Is sand drop out causing flow restriction in your pumps? Are you experiencing regular leaks along weld seams? You’re not alone, many hydraulic fracturing companies experience pump cavitation due to proppant dropout which causes destructive flow restrictions. Dixon’s research with end users has uncovered valuable feedback that helped guide us to an economical solution.

 Manifold Design Flaws

  • Sand dropout causing flow restrictions and pump cavitation
  • Traditional welded pipe manifolds create turbulence causing excessive abrasion on internal walls
  • Regular leaks along the weld seams
  • Acidizing well treatments attacking weld seams
  • Temperatures below -30°F (-34°C) can cause performance issues
  • Repairs consist of re-welding and/or using rubber washers with screws


Within the hydraulic fracturing operation there are multiple scenarios where down-time and pump failure can be avoided. Figure 1 shows a traditional welded pipe manifold, and Figure 2 exhibits sand dropout and internal weld erosion.

traditional welded pipe manifold with callouts.jpgsand dropout and weld erosion.jpg

Dixon’s Economical Solution

Dixon innovation was demonstrated in the development of the one-piece suction manifold that feeds slurry into high pressure pumps. The design combines unique flow geometry with one-piece iron manufacturing technology to increase flow, and eliminate 7-18 leak-prone weld seams.

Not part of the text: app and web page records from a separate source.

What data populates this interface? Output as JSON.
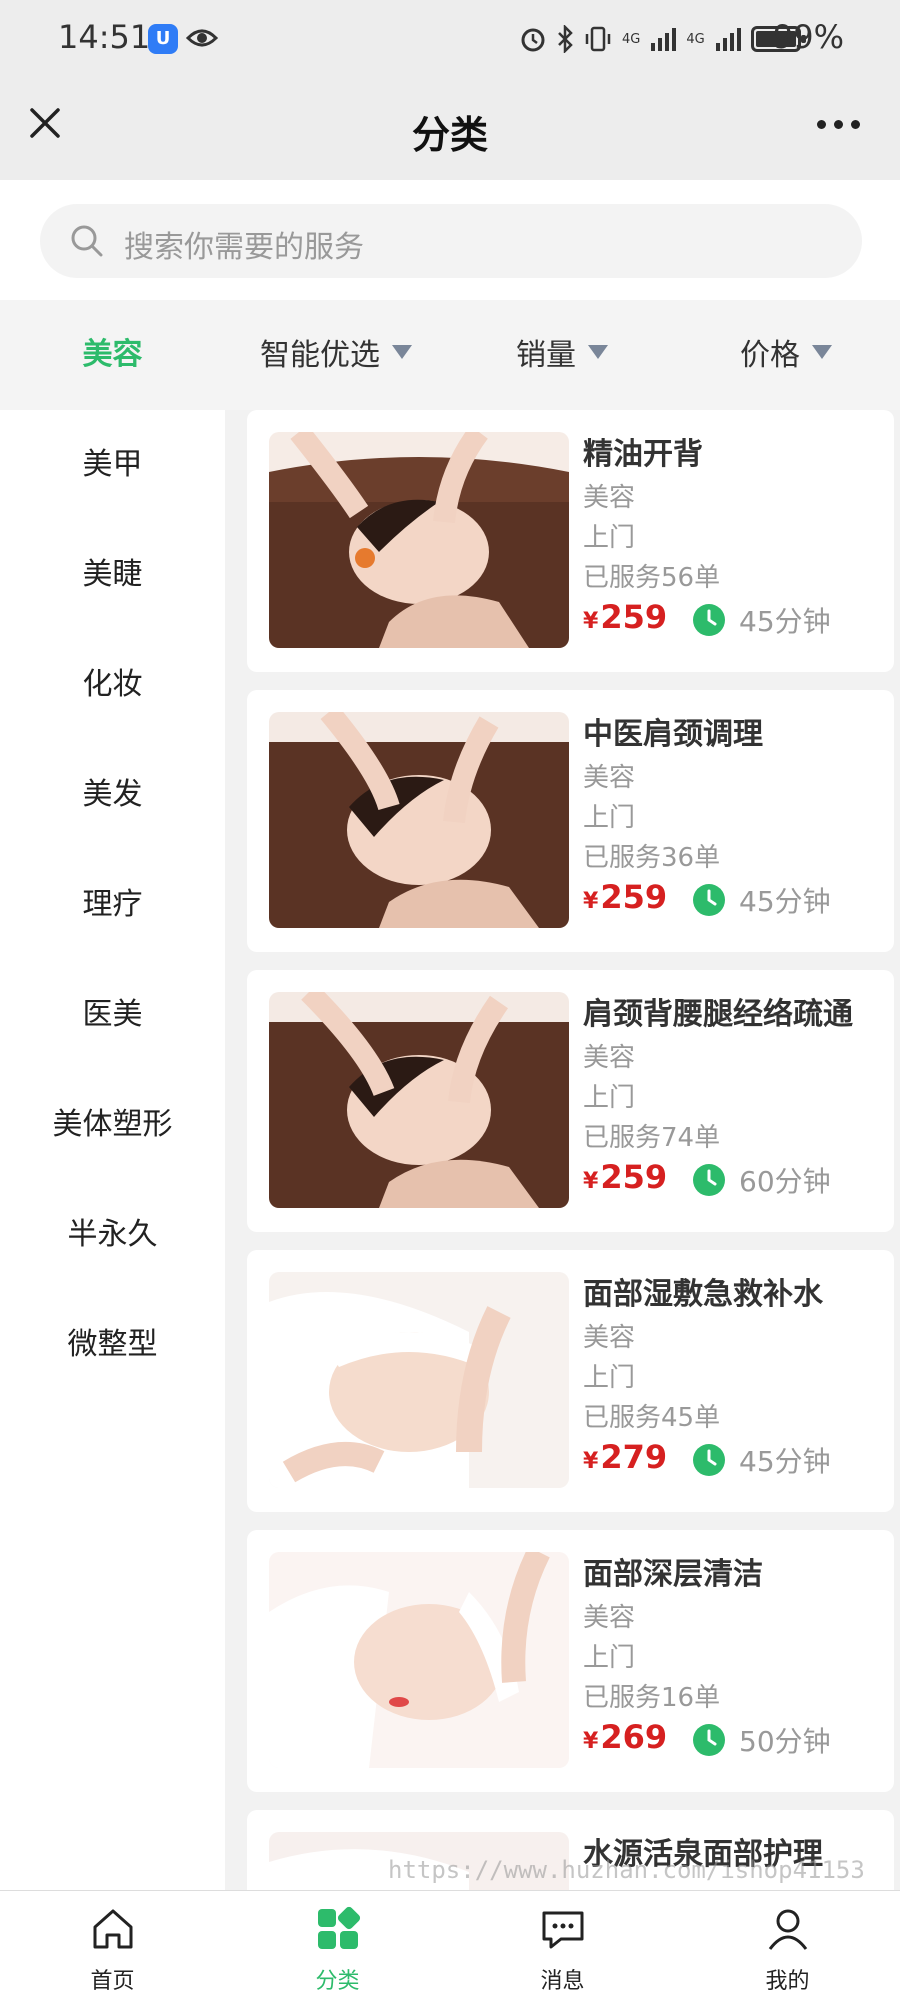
{
  "status_bar": {
    "time": "14:51",
    "battery": "99%",
    "battery_level": 0.99,
    "network_1": "4G",
    "network_2": "4G"
  },
  "nav": {
    "title": "分类"
  },
  "search": {
    "placeholder": "搜索你需要的服务"
  },
  "categories": {
    "active": "美容",
    "items": [
      "美甲",
      "美睫",
      "化妆",
      "美发",
      "理疗",
      "医美",
      "美体塑形",
      "半永久",
      "微整型"
    ]
  },
  "sort": {
    "smart": "智能优选",
    "sales": "销量",
    "price": "价格"
  },
  "products": [
    {
      "title": "精油开背",
      "category": "美容",
      "mode": "上门",
      "served": "已服务56单",
      "currency": "¥",
      "price": "259",
      "duration": "45分钟"
    },
    {
      "title": "中医肩颈调理",
      "category": "美容",
      "mode": "上门",
      "served": "已服务36单",
      "currency": "¥",
      "price": "259",
      "duration": "45分钟"
    },
    {
      "title": "肩颈背腰腿经络疏通",
      "category": "美容",
      "mode": "上门",
      "served": "已服务74单",
      "currency": "¥",
      "price": "259",
      "duration": "60分钟"
    },
    {
      "title": "面部湿敷急救补水",
      "category": "美容",
      "mode": "上门",
      "served": "已服务45单",
      "currency": "¥",
      "price": "279",
      "duration": "45分钟"
    },
    {
      "title": "面部深层清洁",
      "category": "美容",
      "mode": "上门",
      "served": "已服务16单",
      "currency": "¥",
      "price": "269",
      "duration": "50分钟"
    },
    {
      "title": "水源活泉面部护理",
      "category": "",
      "mode": "",
      "served": "",
      "currency": "",
      "price": "",
      "duration": ""
    }
  ],
  "watermark": "https://www.huzhan.com/ishop41153",
  "tabbar": {
    "home": "首页",
    "category": "分类",
    "messages": "消息",
    "mine": "我的"
  },
  "colors": {
    "accent": "#2dbb6b",
    "price": "#d62020"
  }
}
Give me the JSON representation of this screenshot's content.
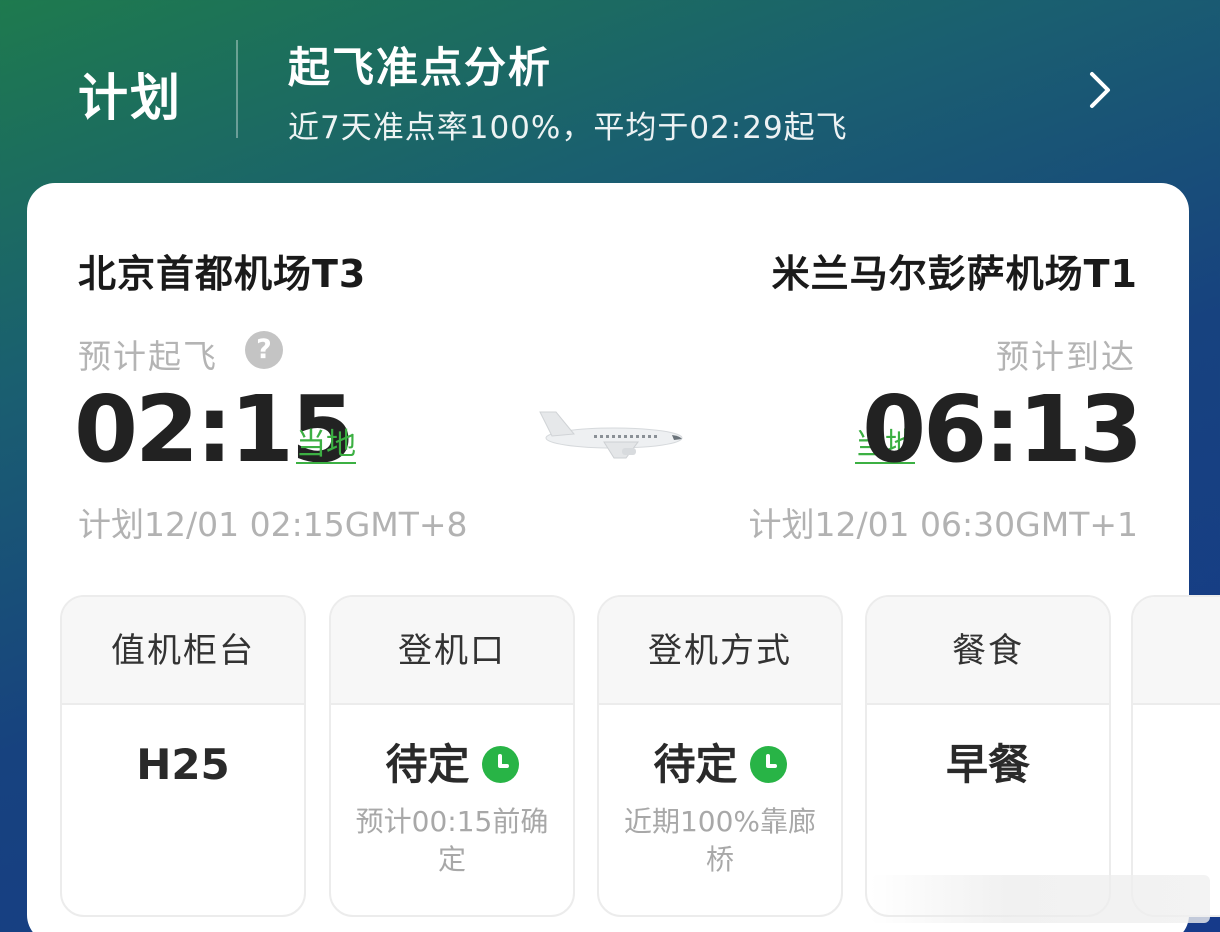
{
  "header": {
    "plan_label": "计划",
    "ontime_title": "起飞准点分析",
    "ontime_subtitle": "近7天准点率100%，平均于02:29起飞"
  },
  "departure": {
    "airport": "北京首都机场T3",
    "label": "预计起飞",
    "time": "02:15",
    "local_tag": "当地",
    "planned": "计划12/01 02:15GMT+8"
  },
  "arrival": {
    "airport": "米兰马尔彭萨机场T1",
    "label": "预计到达",
    "time": "06:13",
    "local_tag": "当地",
    "planned": "计划12/01 06:30GMT+1"
  },
  "info_cards": [
    {
      "title": "值机柜台",
      "value": "H25",
      "note": ""
    },
    {
      "title": "登机口",
      "value": "待定",
      "note": "预计00:15前确定"
    },
    {
      "title": "登机方式",
      "value": "待定",
      "note": "近期100%靠廊桥"
    },
    {
      "title": "餐食",
      "value": "早餐",
      "note": ""
    }
  ],
  "icons": {
    "chevron": "chevron-right-icon",
    "help": "question-icon",
    "plane": "airplane-icon",
    "clock": "clock-icon"
  },
  "colors": {
    "accent_green": "#3cb043",
    "clock_green": "#28b446"
  }
}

The 3-Port and 5-Port suction manifolds are patented for use with HHP pumps, and have been lab and field tested. The flow profile simulation demonstrates the differences between the standard welded pipe and the Dixon manifolds.

flow analysis.jpg

Open communication with customers and following through with solutions strengthens trust as a supplier of both current and future products.

Read our case study Why Use Dixon Triplex and Quintuplex Manifolds on HHP Hydraulic Fracturing Pumps?